I hadn’t planned to write another book after The Tenth Muse, which included at the end about fifty recipes that represented different phases of my life in food. The final items in that recipe section reflected some of the ways I go about cooking for myself today; in “The Nine Lives of a Leg of Lamb” and “Wanna Buy a Duck?” I was trying to show how many reincarnations a roast leg of lamb could have, and that the single cook who indeed wanted to buy a duck could have a great time using every part of the bird in different ways.
The response to that section convinced me that I ought to share more of my experiences cooking alone. People would come up to me full of questions—from how to make chicken breasts taste good to what to do with all the leftover food that you’re invariably stuck with because supermarkets force you to buy more than you need. Young people on their own for the first time are lost; they don’t know what equipment to buy for one, what essentials they need in the fridge and the freezer and on the limited shelf space their first tiny kitchen offers. And they want to know what book I would recommend to help them. There I was stumped. A number of books have been published aimed at the solo cook, but they are mostly made up of recipes for one and don’t deal with all the strategies involved in cooking for oneself through the week.
So I decided to meet the challenge and to give myself a year to record my own cooking and to experiment with new ideas that would be useful to any cook preparing small amounts. Thus was born The Pleasures of Cooking for One.
The first important principle is not to think of just a single dish at a time but instead understand how one dish leads to the next. So when you’re doing your major shopping, think through the week ahead and visualize how you might use that skirt steak you brought home: how good it will taste not only the first night but later in the week in a hash or a Provençal gratin layered with breadcrumbs and garlic and mushrooms, or just chilled and sliced and slathered in a pickly Sauce Gribiche.
Instead of shunning leftovers I make a point of having extra cooked foods on hand so I can improvise a meal out of whatever may be lurking in the refrigerator.
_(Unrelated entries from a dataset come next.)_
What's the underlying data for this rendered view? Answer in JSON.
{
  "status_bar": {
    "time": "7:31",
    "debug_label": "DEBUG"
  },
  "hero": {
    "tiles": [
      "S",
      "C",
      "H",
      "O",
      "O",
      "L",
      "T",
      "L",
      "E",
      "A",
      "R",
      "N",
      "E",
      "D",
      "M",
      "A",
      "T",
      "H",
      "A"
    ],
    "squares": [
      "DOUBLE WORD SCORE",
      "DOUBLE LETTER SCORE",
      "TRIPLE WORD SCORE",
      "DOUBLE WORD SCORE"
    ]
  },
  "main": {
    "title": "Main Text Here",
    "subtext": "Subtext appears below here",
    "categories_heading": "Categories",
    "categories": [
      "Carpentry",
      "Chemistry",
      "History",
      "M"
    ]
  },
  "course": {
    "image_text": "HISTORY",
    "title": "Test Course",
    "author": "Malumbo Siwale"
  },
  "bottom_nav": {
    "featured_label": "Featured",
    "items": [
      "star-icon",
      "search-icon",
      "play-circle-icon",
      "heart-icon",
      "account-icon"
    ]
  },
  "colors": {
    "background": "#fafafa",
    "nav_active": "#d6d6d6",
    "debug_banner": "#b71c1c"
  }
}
When I make a tomato sauce or a cream sauce or a pesto, I make extra so that I can put small amounts away in the freezer for easy access when I want to whip up, say, a soufflé.
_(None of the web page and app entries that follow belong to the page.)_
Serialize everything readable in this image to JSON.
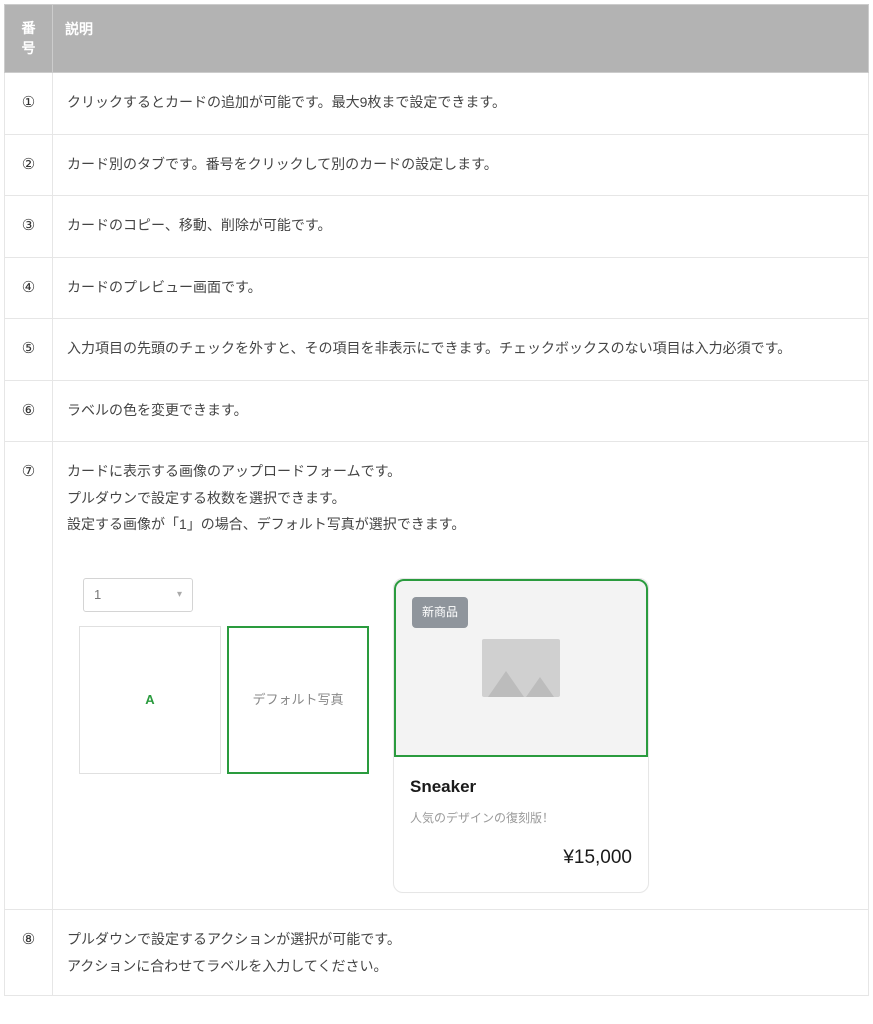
{
  "headers": {
    "number": "番号",
    "description": "説明"
  },
  "rows": [
    {
      "num": "①",
      "desc": [
        "クリックするとカードの追加が可能です。最大9枚まで設定できます。"
      ]
    },
    {
      "num": "②",
      "desc": [
        "カード別のタブです。番号をクリックして別のカードの設定します。"
      ]
    },
    {
      "num": "③",
      "desc": [
        "カードのコピー、移動、削除が可能です。"
      ]
    },
    {
      "num": "④",
      "desc": [
        "カードのプレビュー画面です。"
      ]
    },
    {
      "num": "⑤",
      "desc": [
        "入力項目の先頭のチェックを外すと、その項目を非表示にできます。チェックボックスのない項目は入力必須です。"
      ]
    },
    {
      "num": "⑥",
      "desc": [
        "ラベルの色を変更できます。"
      ]
    },
    {
      "num": "⑦",
      "desc": [
        "カードに表示する画像のアップロードフォームです。",
        "プルダウンで設定する枚数を選択できます。",
        "設定する画像が「1」の場合、デフォルト写真が選択できます。"
      ]
    },
    {
      "num": "⑧",
      "desc": [
        "プルダウンで設定するアクションが選択が可能です。",
        "アクションに合わせてラベルを入力してください。"
      ]
    }
  ],
  "preview": {
    "select_value": "1",
    "thumb_letter": "A",
    "thumb_default_label": "デフォルト写真",
    "card": {
      "badge": "新商品",
      "title": "Sneaker",
      "subtitle": "人気のデザインの復刻版！",
      "price": "¥15,000"
    }
  }
}
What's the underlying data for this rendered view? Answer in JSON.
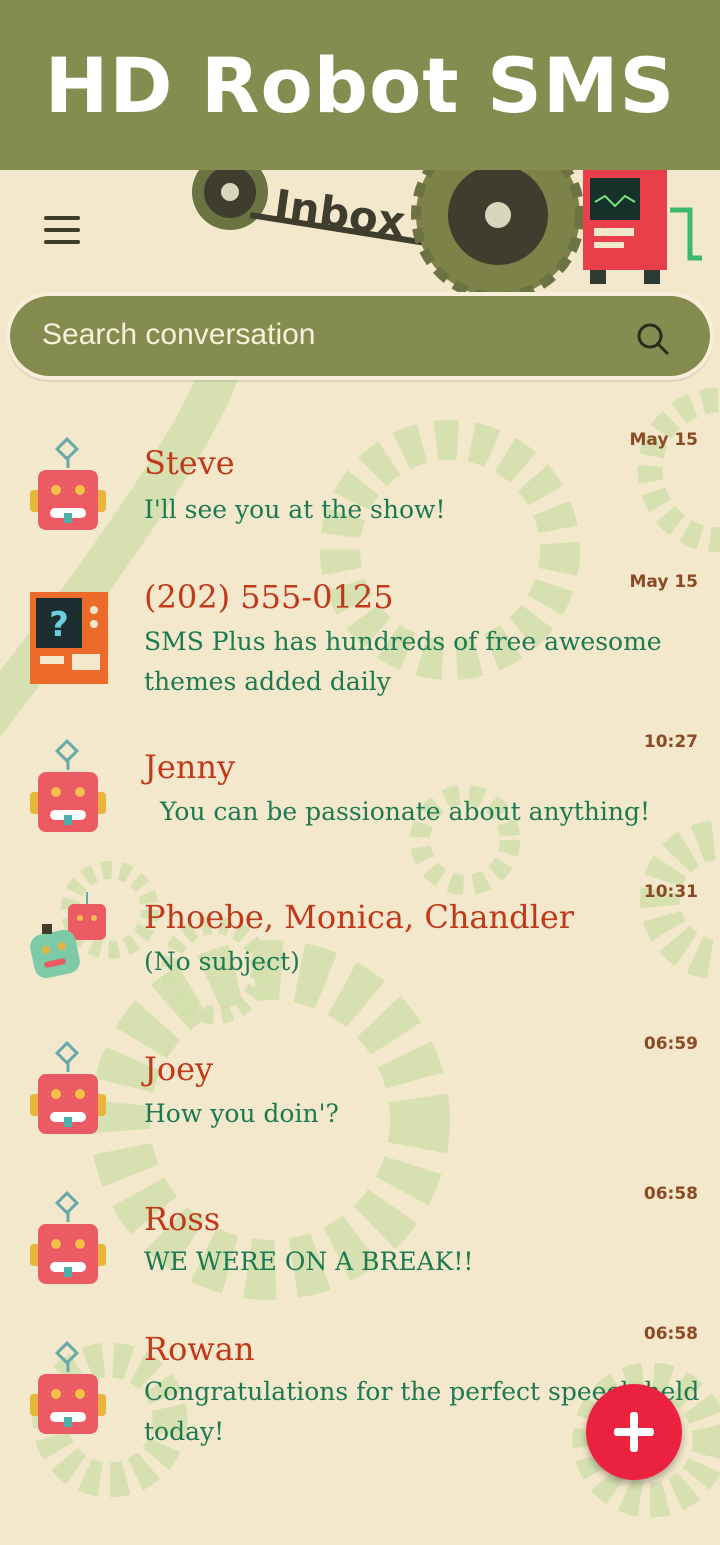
{
  "banner": {
    "title": "HD Robot SMS"
  },
  "header": {
    "title": "Inbox"
  },
  "search": {
    "placeholder": "Search conversation"
  },
  "conversations": [
    {
      "name": "Steve",
      "snippet": "I'll see you at the show!",
      "time": "May 15",
      "avatar": "robot-red-icon"
    },
    {
      "name": "(202) 555-0125",
      "snippet": "SMS Plus has hundreds of free awesome themes added daily",
      "time": "May 15",
      "avatar": "robot-screen-icon"
    },
    {
      "name": "Jenny",
      "snippet": "You can be passionate about anything!",
      "time": "10:27",
      "avatar": "robot-red-icon"
    },
    {
      "name": "Phoebe, Monica, Chandler",
      "snippet": "(No subject)",
      "time": "10:31",
      "avatar": "robot-group-icon"
    },
    {
      "name": "Joey",
      "snippet": "How you doin'?",
      "time": "06:59",
      "avatar": "robot-red-icon"
    },
    {
      "name": "Ross",
      "snippet": "WE WERE ON A BREAK!!",
      "time": "06:58",
      "avatar": "robot-red-icon"
    },
    {
      "name": "Rowan",
      "snippet": "Congratulations for the perfect speech held today!",
      "time": "06:58",
      "avatar": "robot-red-icon"
    }
  ],
  "fab": {
    "icon": "plus-icon"
  }
}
As I was finishing the book, I had lunch one day at the brasserie Cognac, across the street from the Knopf office. I saw on the menu a single cheese soufflé and it seemed so long that I’d had a good soufflé I couldn’t resist ordering it. As the last cheesy, foamy bite slipped down my throat, I thought what fun it would be to go home and make a soufflé—just for me. So I bought a small mold, whittled down the proportions from Julia’s classic recipe, and in about forty minutes (yes, I did have the necessary white sauce all ready-to-go in my freezer), out of the oven came a perfect little puffed-up cheese soufflé. I knew as I put it on the table and poured a glass of chilled white wine that that should be the image on the cover of the book because it represented what I want the book to say.
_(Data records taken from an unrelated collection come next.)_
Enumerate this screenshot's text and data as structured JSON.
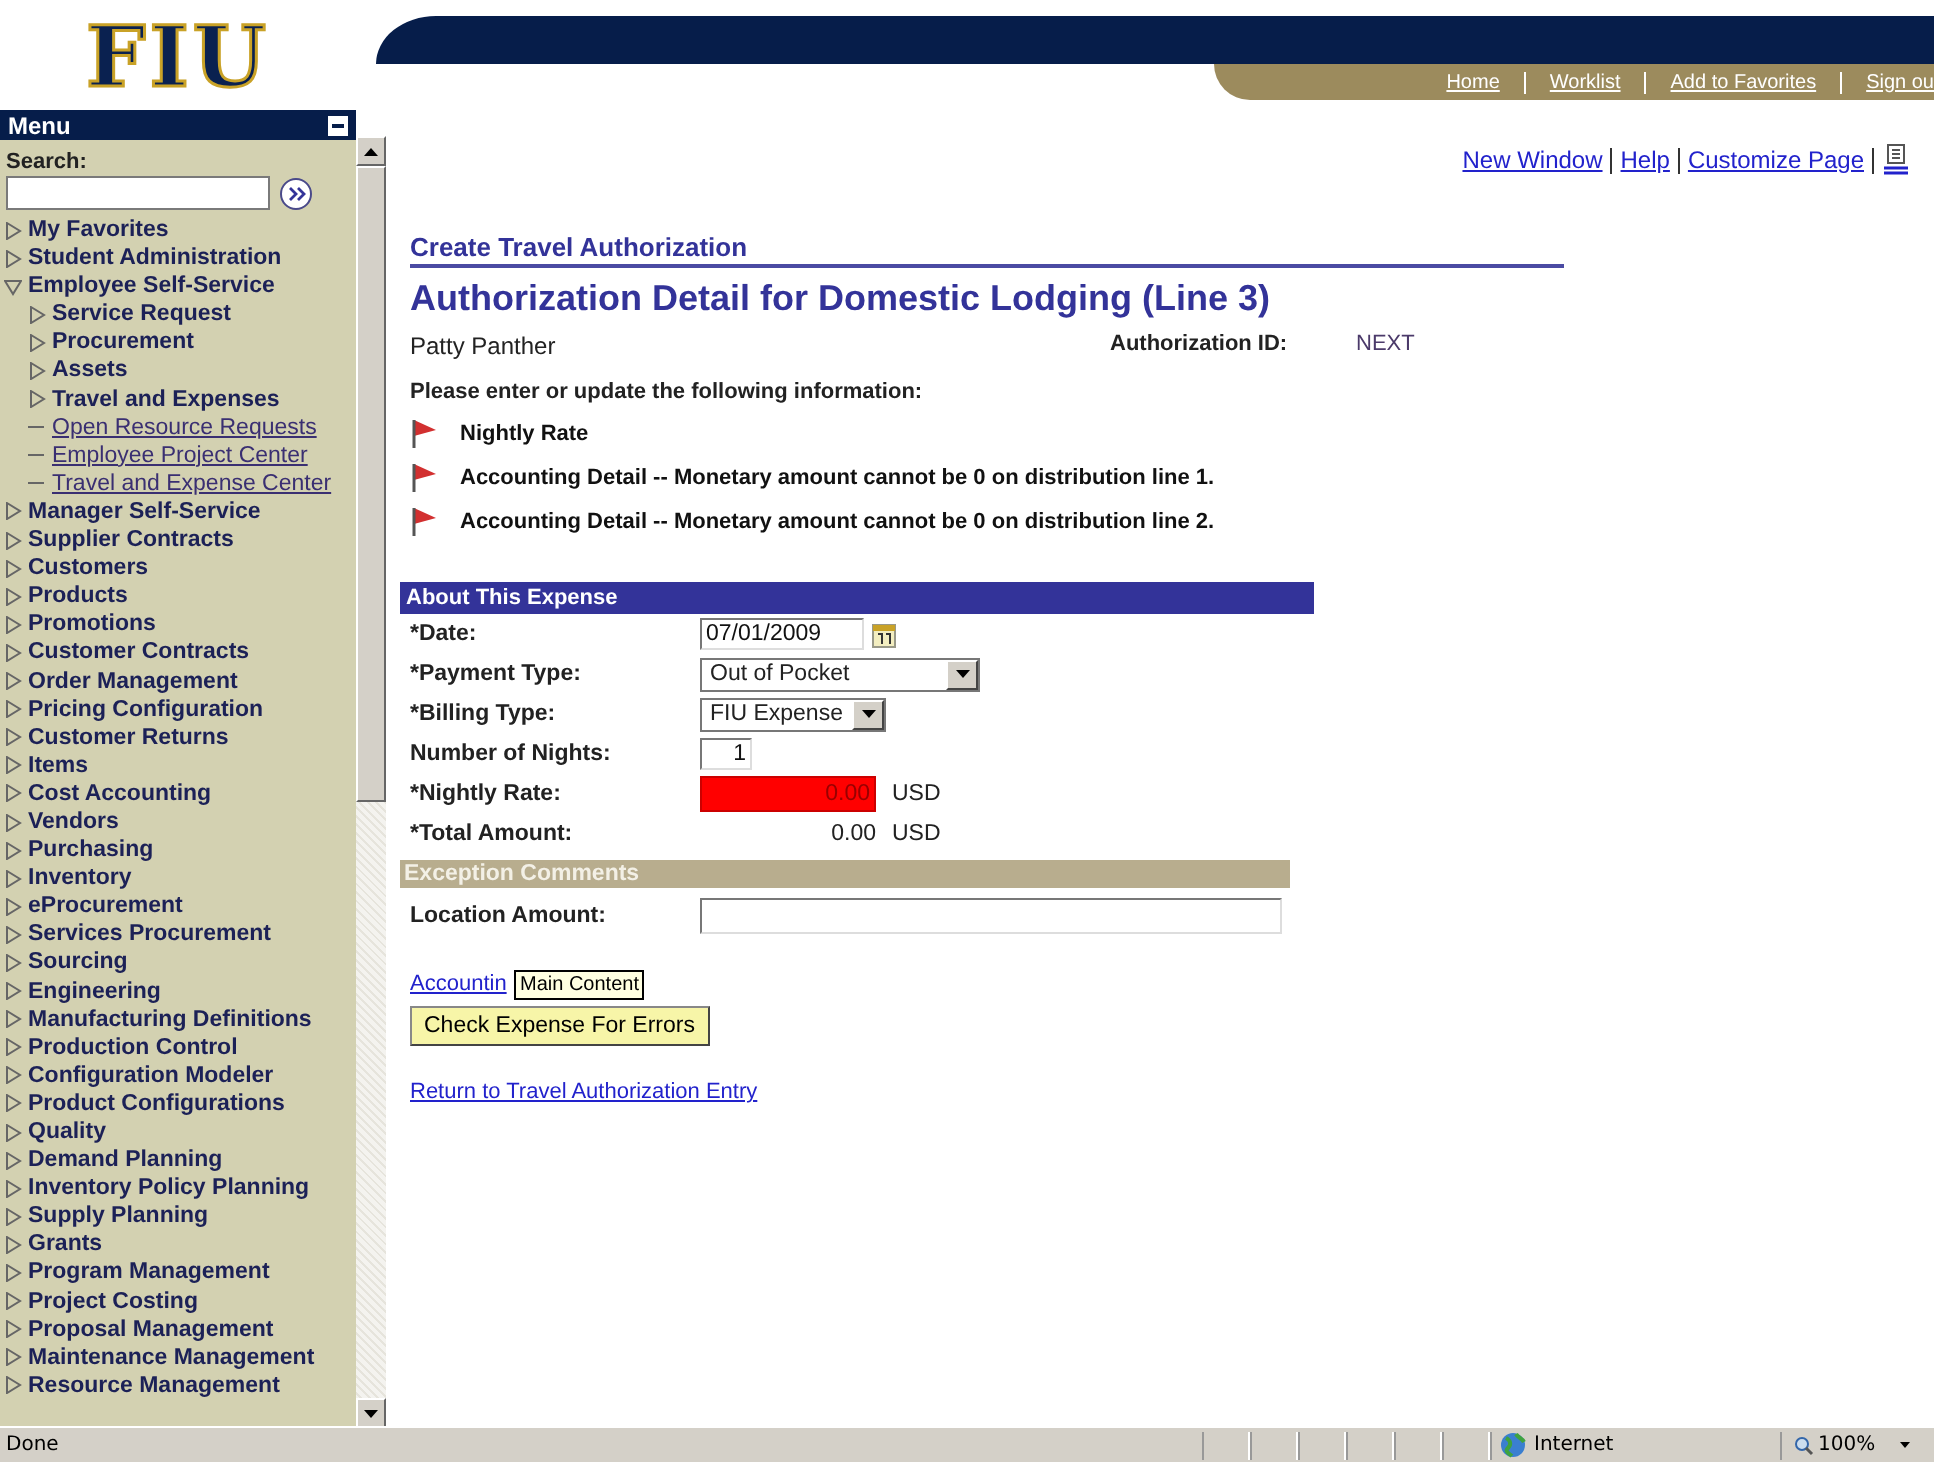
{
  "header": {
    "logo": "FIU",
    "nav_links": [
      "Home",
      "Worklist",
      "Add to Favorites",
      "Sign ou"
    ]
  },
  "menu": {
    "title": "Menu",
    "search_label": "Search:",
    "items": [
      {
        "label": "My Favorites",
        "kind": "folder",
        "expanded": false
      },
      {
        "label": "Student Administration",
        "kind": "folder",
        "expanded": false
      },
      {
        "label": "Employee Self-Service",
        "kind": "folder",
        "expanded": true,
        "children": [
          {
            "label": "Service Request",
            "kind": "folder",
            "expanded": false
          },
          {
            "label": "Procurement",
            "kind": "folder",
            "expanded": false
          },
          {
            "label": "Assets",
            "kind": "folder",
            "expanded": false
          },
          {
            "label": "Travel and Expenses",
            "kind": "folder",
            "expanded": false
          },
          {
            "label": "Open Resource Requests",
            "kind": "link"
          },
          {
            "label": "Employee Project Center",
            "kind": "link"
          },
          {
            "label": "Travel and Expense Center",
            "kind": "link"
          }
        ]
      },
      {
        "label": "Manager Self-Service",
        "kind": "folder",
        "expanded": false
      },
      {
        "label": "Supplier Contracts",
        "kind": "folder",
        "expanded": false
      },
      {
        "label": "Customers",
        "kind": "folder",
        "expanded": false
      },
      {
        "label": "Products",
        "kind": "folder",
        "expanded": false
      },
      {
        "label": "Promotions",
        "kind": "folder",
        "expanded": false
      },
      {
        "label": "Customer Contracts",
        "kind": "folder",
        "expanded": false
      },
      {
        "label": "Order Management",
        "kind": "folder",
        "expanded": false
      },
      {
        "label": "Pricing Configuration",
        "kind": "folder",
        "expanded": false
      },
      {
        "label": "Customer Returns",
        "kind": "folder",
        "expanded": false
      },
      {
        "label": "Items",
        "kind": "folder",
        "expanded": false
      },
      {
        "label": "Cost Accounting",
        "kind": "folder",
        "expanded": false
      },
      {
        "label": "Vendors",
        "kind": "folder",
        "expanded": false
      },
      {
        "label": "Purchasing",
        "kind": "folder",
        "expanded": false
      },
      {
        "label": "Inventory",
        "kind": "folder",
        "expanded": false
      },
      {
        "label": "eProcurement",
        "kind": "folder",
        "expanded": false
      },
      {
        "label": "Services Procurement",
        "kind": "folder",
        "expanded": false
      },
      {
        "label": "Sourcing",
        "kind": "folder",
        "expanded": false
      },
      {
        "label": "Engineering",
        "kind": "folder",
        "expanded": false
      },
      {
        "label": "Manufacturing Definitions",
        "kind": "folder",
        "expanded": false
      },
      {
        "label": "Production Control",
        "kind": "folder",
        "expanded": false
      },
      {
        "label": "Configuration Modeler",
        "kind": "folder",
        "expanded": false
      },
      {
        "label": "Product Configurations",
        "kind": "folder",
        "expanded": false
      },
      {
        "label": "Quality",
        "kind": "folder",
        "expanded": false
      },
      {
        "label": "Demand Planning",
        "kind": "folder",
        "expanded": false
      },
      {
        "label": "Inventory Policy Planning",
        "kind": "folder",
        "expanded": false
      },
      {
        "label": "Supply Planning",
        "kind": "folder",
        "expanded": false
      },
      {
        "label": "Grants",
        "kind": "folder",
        "expanded": false
      },
      {
        "label": "Program Management",
        "kind": "folder",
        "expanded": false
      },
      {
        "label": "Project Costing",
        "kind": "folder",
        "expanded": false
      },
      {
        "label": "Proposal Management",
        "kind": "folder",
        "expanded": false
      },
      {
        "label": "Maintenance Management",
        "kind": "folder",
        "expanded": false
      },
      {
        "label": "Resource Management",
        "kind": "folder",
        "expanded": false
      }
    ]
  },
  "page_links": [
    "New Window",
    "Help",
    "Customize Page"
  ],
  "breadcrumb": "Create Travel Authorization",
  "title": "Authorization Detail for Domestic Lodging (Line 3)",
  "employee": "Patty Panther",
  "authorization_id": {
    "label": "Authorization ID:",
    "value": "NEXT"
  },
  "instructions": "Please enter or update the following information:",
  "errors": [
    "Nightly Rate",
    "Accounting Detail -- Monetary amount cannot be 0 on distribution line 1.",
    "Accounting Detail -- Monetary amount cannot be 0 on distribution line 2."
  ],
  "about_section": {
    "title": "About This Expense",
    "fields": [
      {
        "label": "*Date:",
        "kind": "date",
        "value": "07/01/2009"
      },
      {
        "label": "*Payment Type:",
        "kind": "select",
        "value": "Out of Pocket"
      },
      {
        "label": "*Billing Type:",
        "kind": "select",
        "value": "FIU Expense"
      },
      {
        "label": "Number of Nights:",
        "kind": "number",
        "value": "1"
      },
      {
        "label": "*Nightly Rate:",
        "kind": "amount",
        "value": "0.00",
        "error": true,
        "unit": "USD"
      },
      {
        "label": "*Total Amount:",
        "kind": "display",
        "value": "0.00",
        "unit": "USD"
      }
    ]
  },
  "exception_section": {
    "title": "Exception Comments",
    "fields": [
      {
        "label": "Location Amount:",
        "kind": "text"
      }
    ]
  },
  "accounting_link": "Accountin",
  "tooltip": "Main Content",
  "check_button": "Check Expense For Errors",
  "return_link": "Return to Travel Authorization Entry",
  "status_bar": {
    "text": "Done",
    "zone": "Internet",
    "zoom": "100%"
  }
}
Not that I think you’ll want to make a soufflé every night—most of my recipes simply represent good home cooking done with care. That means they’re not for the faint-hearted or the people who only think they want to cook but really just want quick and easy shortcuts. That lovely soufflé represents doing something creative, treating yourself well, and, above all, enjoying.
I always feel that a good cookbook is like having someone right there with you at the stove. The kitchen can be a lonely place without that stimulation, so let’s share ideas and empower one another.